Also the inability of the movie to completely overcome an, admittedly, difficult original ending is problematic. The deception at the end is fairly obvious and the lack of characterisation for the most important person of that deception, makes it the weakest section of the script. Not that anyone is going to mind too much with an apocalyptic slow motion fight preceding it. The conclusion mirrors the opening, leaving just over an hour and a half enjoyably spent and with the, perhaps vain, hope that production companies will look outside of DC and Marvel, and superheroes, for more future comic based movies.

Overall this is a fun movie. Strong acting masks a thin plot that tries, and for the most part succeeds, to give you plenty of bang for your buck. The set pieces are big and bold and the film holds its swagger well, exuding a sense of cool violence to the very end.

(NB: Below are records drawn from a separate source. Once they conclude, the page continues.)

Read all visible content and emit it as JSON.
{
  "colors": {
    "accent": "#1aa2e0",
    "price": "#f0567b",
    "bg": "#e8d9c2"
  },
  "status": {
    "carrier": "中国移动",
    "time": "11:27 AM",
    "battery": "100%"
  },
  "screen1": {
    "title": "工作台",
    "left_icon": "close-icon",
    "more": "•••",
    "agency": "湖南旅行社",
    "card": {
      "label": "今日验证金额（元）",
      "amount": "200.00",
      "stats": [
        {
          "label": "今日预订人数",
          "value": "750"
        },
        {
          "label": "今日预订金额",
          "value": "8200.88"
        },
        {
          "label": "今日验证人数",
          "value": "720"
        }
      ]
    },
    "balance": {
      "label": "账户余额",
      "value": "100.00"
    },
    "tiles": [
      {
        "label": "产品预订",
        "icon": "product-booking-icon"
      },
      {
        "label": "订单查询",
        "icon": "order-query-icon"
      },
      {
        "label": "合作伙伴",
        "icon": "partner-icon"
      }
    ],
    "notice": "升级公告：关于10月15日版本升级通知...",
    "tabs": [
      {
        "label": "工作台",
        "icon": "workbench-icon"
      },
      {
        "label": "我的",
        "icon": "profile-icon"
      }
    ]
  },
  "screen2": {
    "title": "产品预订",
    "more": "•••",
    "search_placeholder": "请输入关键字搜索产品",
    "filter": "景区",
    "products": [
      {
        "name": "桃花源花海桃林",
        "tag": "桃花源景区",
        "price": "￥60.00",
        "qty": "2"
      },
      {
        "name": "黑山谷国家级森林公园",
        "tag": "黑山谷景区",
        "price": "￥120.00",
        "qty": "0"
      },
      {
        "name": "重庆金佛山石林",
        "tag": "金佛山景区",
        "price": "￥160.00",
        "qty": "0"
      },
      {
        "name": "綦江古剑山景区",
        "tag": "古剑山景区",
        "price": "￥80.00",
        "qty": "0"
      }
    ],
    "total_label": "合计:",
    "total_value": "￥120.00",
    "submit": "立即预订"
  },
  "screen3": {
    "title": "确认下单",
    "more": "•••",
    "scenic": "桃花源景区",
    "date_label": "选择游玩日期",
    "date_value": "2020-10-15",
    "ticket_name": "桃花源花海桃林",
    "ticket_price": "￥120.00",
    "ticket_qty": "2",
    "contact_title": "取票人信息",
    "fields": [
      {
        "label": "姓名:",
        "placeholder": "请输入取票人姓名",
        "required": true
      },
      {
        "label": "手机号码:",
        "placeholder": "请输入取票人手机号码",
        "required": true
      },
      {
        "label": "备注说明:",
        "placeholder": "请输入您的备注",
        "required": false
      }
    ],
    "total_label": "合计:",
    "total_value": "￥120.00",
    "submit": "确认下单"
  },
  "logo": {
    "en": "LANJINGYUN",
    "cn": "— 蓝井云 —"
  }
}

Definitely worth a look.

Owen Jones © 2008

Sponsor ads



The Terry Pratchett Anywhere But Here, Anywhen But Now First Novel Prize!
05-31 - News
Stephen King's Joyland UK Promotion
05-30 - News
UK Publisher of Stephen King’s New Novel Unusual Promotion
05-30 - News
Big Time, The by Fritz Leiber
05-29 - Book Review
Rogue Clone by Steven L. Kent
05-25 - Book Review
The Blue Blazes by Chuck Wendig
05-21 - Book Review
The Wisdom of the Shire by Noble Smith
05-17 - Book Review

05-10 - News
The Tyrant's Law by Daniel Abraham
05-04 - Book Review
Galaxy's Edge 1 by Mike Resnick
04-28 - Book Review
Poison by Sarah Pinborough
04-21 - Book Review
Bullington, Beukes and Bacigalupi event
04-19 - News
The City by Stella Gemmell
04-17 - Book Review
Promise of Blood by Brian McClellan
04-15 - Book Review
Tarnished Knight by Jack Campbell
04-09 - Book Review
Frank Hampson: Tomorrow Revisited by Alastair Crompton
04-07 - Book Review
The Forever Knight by John Marco
04-01 - Book Review
Book of Sith - Secrets from the Dark Side by Daniel Wallace
03-31 - Book Review
NOS4R2 by Joe Hill
03-25 - Book Review
Fade to Black by Francis Knight
03-13 - Book Review
The Clone Republic by Steven L. Kent
03-12 - Book Review
The Burn Zone by James K. Decker
03-06 - Book Review
A Conspiracy of Alchemists by Liesel Schwarz
03-04 - Book Review
Blood's Pride by Evie Manieri
02-28 - Book Review
Excerpt: River of Stars by Guy Gavriel Kay
02-27 - Article
Tales of Majipoor by Robert Silverberg
02-24 - Book Review
American Elsewhere by Robert Jackson Bennett
02-20 - Book Review
Evie Manieri Guest Post
02-19 - Article
The Grim Company by Luke Scull
02-17 - Book Review
Red Planet by Robert A. Heinlein
02-11 - Book Review

New Forum Posts

About - Advertising - Contact us - RSS - For Authors & Publishers - Contribute / Submit - Privacy Policy - Community Login
Use of this site indicates your consent to the Terms of Use. The contents of this webpage are copyright © 1997-2011 sffworld.com. All Rights Reserved.